[Opening Available records section]
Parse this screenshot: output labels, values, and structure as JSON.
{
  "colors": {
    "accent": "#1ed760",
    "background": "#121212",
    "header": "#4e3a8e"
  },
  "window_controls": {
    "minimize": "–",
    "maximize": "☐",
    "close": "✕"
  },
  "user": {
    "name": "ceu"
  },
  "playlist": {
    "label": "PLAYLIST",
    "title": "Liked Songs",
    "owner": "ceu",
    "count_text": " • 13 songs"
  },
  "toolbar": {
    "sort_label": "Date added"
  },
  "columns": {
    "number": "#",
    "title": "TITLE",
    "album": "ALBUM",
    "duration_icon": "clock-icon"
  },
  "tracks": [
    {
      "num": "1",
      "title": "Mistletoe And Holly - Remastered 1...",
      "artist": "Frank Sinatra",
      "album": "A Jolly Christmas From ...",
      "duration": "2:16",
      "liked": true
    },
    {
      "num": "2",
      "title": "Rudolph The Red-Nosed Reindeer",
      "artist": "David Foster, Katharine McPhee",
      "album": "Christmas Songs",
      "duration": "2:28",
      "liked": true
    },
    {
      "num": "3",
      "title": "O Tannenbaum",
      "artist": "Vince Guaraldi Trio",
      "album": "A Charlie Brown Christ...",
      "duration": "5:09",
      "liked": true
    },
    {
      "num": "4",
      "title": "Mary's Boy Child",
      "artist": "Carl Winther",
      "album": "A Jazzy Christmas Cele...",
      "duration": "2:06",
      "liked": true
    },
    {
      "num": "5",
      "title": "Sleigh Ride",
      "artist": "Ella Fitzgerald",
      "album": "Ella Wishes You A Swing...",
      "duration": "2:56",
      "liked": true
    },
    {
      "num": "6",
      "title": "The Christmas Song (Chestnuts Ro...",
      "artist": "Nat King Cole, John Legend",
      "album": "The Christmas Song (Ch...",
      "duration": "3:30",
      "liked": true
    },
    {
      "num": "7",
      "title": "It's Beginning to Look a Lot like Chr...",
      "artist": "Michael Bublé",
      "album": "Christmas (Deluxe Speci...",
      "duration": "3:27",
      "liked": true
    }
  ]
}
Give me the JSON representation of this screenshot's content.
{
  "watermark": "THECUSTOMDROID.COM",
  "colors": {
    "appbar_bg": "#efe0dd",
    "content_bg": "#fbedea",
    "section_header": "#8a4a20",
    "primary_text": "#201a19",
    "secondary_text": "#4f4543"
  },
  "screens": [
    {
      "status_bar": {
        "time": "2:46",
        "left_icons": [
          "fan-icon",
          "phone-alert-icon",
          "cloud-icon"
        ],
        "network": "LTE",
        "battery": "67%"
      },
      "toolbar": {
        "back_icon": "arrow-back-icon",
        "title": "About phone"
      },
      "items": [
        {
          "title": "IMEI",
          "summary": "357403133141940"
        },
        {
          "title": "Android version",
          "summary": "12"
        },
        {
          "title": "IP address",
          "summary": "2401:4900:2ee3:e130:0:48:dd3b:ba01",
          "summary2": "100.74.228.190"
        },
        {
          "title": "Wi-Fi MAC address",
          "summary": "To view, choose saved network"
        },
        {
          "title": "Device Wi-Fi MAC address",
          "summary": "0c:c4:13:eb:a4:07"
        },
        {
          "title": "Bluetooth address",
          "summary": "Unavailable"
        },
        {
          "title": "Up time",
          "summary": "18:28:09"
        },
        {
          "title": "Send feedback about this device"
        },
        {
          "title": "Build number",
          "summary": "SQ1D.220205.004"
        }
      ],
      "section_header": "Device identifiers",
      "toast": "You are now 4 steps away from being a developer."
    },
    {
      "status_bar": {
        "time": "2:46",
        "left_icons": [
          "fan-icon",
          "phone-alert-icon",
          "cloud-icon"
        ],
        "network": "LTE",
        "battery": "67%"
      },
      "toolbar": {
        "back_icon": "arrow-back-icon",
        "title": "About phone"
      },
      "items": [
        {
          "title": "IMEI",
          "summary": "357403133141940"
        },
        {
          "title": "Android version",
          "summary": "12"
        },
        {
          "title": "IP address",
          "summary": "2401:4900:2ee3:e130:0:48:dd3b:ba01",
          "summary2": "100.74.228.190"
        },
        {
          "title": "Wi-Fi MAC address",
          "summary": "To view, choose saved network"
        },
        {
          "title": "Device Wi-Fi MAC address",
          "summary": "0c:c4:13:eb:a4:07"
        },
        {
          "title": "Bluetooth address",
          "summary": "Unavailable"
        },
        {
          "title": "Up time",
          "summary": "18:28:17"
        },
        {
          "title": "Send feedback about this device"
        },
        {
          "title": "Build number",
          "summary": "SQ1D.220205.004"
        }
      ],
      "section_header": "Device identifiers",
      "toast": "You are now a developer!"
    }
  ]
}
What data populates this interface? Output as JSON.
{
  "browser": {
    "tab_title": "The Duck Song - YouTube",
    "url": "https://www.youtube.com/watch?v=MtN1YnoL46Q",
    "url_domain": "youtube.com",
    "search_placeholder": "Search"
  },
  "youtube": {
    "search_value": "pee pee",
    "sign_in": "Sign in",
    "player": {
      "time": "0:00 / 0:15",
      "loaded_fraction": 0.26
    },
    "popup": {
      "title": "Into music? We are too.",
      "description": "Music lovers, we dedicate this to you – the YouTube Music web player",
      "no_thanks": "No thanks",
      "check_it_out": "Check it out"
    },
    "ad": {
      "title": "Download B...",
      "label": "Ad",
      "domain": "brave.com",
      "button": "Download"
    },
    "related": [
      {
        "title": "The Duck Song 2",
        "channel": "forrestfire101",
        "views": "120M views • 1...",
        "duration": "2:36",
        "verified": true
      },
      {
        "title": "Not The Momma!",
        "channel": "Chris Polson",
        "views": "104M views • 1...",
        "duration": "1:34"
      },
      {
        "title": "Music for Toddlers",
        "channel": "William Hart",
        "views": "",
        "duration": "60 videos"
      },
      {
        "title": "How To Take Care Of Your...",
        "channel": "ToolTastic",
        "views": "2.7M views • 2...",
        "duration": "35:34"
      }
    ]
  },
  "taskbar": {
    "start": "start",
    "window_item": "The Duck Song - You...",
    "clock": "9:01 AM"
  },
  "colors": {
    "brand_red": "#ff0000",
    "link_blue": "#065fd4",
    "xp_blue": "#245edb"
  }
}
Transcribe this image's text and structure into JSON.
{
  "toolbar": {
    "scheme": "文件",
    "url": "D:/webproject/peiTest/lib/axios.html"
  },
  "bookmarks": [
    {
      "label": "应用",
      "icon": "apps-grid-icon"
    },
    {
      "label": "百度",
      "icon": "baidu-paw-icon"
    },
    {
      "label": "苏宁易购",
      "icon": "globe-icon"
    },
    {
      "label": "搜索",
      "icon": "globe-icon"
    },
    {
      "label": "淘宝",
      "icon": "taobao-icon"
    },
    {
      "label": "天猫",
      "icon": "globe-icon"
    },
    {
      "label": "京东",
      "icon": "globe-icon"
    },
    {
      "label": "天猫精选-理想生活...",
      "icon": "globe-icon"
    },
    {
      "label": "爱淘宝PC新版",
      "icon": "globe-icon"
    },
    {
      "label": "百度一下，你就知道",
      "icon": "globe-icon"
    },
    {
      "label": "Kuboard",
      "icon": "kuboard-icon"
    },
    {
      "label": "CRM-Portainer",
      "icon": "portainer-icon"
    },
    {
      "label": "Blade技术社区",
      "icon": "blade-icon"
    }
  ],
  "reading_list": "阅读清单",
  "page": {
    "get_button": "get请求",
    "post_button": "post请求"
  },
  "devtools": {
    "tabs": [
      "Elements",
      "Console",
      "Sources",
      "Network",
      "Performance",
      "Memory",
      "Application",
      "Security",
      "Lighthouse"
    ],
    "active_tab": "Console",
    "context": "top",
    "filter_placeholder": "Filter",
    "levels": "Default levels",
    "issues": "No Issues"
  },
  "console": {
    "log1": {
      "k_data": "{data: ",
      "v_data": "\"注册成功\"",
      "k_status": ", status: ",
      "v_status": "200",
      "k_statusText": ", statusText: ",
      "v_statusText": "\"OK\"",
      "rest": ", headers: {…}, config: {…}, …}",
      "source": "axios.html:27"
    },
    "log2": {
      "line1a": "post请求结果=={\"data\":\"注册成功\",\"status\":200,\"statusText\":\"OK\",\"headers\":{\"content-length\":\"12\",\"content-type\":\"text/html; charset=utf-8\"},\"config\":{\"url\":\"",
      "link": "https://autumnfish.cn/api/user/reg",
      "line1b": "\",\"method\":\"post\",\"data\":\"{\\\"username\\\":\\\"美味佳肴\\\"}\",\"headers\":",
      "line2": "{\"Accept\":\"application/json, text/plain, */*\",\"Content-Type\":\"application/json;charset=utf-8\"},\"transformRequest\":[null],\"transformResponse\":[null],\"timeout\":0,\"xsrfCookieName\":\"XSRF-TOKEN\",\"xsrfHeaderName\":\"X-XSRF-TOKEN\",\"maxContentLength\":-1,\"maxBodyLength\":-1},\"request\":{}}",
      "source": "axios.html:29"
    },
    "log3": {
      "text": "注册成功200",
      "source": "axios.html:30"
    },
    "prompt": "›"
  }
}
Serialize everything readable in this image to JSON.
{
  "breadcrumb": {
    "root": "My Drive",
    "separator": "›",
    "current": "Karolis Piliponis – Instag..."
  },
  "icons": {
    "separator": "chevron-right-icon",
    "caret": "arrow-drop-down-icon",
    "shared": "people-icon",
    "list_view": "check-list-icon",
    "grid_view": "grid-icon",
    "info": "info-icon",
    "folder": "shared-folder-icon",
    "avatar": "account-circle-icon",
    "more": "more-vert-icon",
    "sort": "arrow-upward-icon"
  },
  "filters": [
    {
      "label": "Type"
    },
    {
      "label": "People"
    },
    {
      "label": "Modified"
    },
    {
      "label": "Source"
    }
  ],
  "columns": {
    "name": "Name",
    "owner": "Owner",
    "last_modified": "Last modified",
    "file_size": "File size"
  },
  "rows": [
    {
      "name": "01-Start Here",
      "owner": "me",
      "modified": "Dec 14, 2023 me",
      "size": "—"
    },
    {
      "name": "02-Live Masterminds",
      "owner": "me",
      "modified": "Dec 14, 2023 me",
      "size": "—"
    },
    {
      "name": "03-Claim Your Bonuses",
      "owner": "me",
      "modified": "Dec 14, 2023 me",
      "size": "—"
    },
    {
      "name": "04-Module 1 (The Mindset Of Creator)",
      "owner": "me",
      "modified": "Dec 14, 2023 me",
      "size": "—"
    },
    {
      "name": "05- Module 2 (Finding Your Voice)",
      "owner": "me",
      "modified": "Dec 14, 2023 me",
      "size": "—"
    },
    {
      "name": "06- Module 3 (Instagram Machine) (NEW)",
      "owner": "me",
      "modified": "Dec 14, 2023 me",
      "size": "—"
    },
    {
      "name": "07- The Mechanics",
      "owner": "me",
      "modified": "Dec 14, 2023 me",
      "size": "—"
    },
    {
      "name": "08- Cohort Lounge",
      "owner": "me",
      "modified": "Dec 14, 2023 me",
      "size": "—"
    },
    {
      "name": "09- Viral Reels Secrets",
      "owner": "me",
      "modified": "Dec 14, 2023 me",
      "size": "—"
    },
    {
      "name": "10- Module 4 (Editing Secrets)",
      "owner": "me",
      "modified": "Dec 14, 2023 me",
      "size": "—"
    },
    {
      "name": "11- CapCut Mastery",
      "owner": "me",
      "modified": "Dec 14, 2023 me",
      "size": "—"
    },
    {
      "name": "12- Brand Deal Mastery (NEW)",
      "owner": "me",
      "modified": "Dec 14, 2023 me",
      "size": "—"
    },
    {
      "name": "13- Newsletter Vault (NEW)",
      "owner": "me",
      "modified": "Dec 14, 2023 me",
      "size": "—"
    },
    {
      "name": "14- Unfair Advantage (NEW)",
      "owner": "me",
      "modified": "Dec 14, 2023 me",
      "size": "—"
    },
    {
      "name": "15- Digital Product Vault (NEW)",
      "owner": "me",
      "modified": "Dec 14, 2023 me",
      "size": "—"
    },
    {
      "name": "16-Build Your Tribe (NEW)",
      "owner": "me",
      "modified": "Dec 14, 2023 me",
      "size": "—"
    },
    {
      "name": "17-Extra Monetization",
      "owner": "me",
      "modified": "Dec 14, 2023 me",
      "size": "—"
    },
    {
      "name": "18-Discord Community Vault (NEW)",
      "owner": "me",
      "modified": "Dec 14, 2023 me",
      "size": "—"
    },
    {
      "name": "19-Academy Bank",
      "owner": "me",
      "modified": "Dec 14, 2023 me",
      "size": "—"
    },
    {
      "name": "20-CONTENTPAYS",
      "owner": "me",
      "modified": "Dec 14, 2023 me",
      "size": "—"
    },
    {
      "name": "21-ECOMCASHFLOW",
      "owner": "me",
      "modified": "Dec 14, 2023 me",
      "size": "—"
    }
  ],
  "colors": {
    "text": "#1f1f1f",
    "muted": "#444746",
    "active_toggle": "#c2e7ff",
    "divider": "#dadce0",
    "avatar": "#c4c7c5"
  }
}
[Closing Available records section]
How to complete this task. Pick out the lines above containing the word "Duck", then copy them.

Answer to this task.
    "tab_title": "The Duck Song - YouTube",
        "title": "The Duck Song 2",
    "window_item": "The Duck Song - You...",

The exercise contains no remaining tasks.